### [PROBLEM STATEMENT]
When you have gone through the records, report how many lines include "JSON", giving the number and nothing more.

### [DATA SUPPLIED]
---
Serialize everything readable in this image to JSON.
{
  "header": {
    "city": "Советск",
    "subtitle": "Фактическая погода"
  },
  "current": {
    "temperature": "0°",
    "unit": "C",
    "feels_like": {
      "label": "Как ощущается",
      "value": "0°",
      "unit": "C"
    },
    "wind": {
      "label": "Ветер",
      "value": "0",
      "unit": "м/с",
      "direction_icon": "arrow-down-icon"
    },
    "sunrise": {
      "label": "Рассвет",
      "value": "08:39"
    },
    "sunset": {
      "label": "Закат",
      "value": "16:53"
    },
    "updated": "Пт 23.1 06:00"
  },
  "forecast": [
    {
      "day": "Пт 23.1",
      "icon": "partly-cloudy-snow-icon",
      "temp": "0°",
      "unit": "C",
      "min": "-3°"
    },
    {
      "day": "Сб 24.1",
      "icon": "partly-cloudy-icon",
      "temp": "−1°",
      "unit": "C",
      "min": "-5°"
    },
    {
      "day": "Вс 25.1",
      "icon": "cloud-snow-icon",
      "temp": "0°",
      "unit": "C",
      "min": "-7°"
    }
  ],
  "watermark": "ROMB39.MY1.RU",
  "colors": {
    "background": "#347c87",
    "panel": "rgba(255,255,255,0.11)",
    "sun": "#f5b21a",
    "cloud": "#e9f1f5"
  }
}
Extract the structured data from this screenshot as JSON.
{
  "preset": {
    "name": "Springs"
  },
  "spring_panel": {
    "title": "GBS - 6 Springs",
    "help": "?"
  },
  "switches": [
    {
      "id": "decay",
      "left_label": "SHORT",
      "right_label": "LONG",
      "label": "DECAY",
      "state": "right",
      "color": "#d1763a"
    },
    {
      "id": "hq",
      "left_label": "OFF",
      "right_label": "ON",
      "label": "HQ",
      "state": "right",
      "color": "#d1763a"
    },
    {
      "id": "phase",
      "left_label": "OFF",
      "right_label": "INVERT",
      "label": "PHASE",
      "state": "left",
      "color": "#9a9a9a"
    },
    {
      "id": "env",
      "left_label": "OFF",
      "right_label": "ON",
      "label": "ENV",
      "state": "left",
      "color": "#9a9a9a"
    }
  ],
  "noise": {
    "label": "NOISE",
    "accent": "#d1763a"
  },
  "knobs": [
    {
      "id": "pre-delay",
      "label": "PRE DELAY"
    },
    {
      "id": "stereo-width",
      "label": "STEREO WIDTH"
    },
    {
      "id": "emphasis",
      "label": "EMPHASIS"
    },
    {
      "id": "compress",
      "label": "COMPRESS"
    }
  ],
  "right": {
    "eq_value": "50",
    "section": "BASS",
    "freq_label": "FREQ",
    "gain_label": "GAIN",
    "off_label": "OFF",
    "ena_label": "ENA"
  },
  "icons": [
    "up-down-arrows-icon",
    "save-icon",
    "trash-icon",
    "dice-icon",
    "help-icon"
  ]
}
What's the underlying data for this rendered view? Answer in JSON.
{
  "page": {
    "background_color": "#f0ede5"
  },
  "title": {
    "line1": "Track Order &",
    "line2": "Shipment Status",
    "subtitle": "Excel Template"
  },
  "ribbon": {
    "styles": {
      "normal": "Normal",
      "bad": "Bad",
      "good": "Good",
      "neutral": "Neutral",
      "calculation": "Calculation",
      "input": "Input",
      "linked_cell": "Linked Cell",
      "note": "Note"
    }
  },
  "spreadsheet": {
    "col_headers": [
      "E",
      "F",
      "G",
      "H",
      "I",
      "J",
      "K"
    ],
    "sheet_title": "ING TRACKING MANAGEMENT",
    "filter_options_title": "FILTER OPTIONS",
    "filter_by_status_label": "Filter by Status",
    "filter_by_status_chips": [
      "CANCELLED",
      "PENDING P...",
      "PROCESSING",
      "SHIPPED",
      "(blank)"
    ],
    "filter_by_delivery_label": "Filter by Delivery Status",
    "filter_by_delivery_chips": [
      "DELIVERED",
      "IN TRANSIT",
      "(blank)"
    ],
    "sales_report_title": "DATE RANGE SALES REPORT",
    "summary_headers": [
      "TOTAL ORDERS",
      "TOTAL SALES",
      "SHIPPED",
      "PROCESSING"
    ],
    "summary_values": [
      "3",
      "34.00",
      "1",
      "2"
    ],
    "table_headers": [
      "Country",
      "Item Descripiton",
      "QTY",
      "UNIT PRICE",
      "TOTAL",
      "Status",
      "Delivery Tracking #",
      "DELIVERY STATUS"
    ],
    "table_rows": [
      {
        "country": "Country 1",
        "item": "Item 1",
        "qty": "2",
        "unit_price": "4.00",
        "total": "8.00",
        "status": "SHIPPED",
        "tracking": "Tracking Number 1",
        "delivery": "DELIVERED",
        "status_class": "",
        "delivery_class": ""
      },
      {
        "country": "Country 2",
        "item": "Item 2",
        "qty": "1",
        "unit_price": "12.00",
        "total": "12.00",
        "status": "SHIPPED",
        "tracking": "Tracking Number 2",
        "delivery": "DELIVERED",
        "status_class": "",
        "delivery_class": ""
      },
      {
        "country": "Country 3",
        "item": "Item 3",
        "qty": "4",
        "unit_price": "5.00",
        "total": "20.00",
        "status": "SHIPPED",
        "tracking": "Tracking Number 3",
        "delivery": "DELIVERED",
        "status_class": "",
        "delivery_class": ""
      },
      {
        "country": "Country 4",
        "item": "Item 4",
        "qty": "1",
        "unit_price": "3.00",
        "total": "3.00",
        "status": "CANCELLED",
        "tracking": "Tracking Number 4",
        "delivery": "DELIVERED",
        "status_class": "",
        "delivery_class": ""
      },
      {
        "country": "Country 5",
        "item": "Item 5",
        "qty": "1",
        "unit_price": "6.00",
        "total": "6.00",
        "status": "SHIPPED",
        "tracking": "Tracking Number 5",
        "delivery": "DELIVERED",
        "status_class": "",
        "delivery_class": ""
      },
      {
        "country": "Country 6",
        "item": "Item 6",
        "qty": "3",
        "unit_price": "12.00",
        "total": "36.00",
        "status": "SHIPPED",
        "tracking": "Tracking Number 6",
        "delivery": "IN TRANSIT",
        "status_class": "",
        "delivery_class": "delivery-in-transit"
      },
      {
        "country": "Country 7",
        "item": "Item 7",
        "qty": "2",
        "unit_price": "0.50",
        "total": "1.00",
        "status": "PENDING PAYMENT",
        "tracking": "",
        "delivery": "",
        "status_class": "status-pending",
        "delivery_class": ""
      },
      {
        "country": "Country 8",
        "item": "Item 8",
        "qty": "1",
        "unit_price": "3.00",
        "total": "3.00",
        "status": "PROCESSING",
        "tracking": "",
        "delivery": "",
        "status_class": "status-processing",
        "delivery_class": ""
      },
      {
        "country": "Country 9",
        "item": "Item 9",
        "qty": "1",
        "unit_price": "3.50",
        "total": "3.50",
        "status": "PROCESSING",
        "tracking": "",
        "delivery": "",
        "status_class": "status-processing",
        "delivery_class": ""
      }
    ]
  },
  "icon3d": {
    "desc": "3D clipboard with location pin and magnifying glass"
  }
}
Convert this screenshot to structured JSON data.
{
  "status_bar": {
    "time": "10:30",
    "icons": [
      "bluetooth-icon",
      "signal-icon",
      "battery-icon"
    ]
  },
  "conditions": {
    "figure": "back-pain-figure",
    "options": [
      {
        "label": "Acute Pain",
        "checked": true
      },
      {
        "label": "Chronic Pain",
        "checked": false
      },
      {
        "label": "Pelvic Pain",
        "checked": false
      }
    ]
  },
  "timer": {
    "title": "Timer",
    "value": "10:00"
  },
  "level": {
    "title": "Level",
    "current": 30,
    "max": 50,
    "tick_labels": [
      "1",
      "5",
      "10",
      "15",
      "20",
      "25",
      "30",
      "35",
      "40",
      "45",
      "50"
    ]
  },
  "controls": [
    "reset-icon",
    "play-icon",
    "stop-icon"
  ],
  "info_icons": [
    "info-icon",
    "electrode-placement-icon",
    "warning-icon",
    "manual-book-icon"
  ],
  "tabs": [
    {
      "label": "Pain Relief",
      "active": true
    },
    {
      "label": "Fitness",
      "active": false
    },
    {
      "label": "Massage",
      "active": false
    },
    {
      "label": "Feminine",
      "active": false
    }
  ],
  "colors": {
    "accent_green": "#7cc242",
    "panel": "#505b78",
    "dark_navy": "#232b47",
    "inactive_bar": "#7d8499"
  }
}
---
### [EXERCISE ANSWER]
4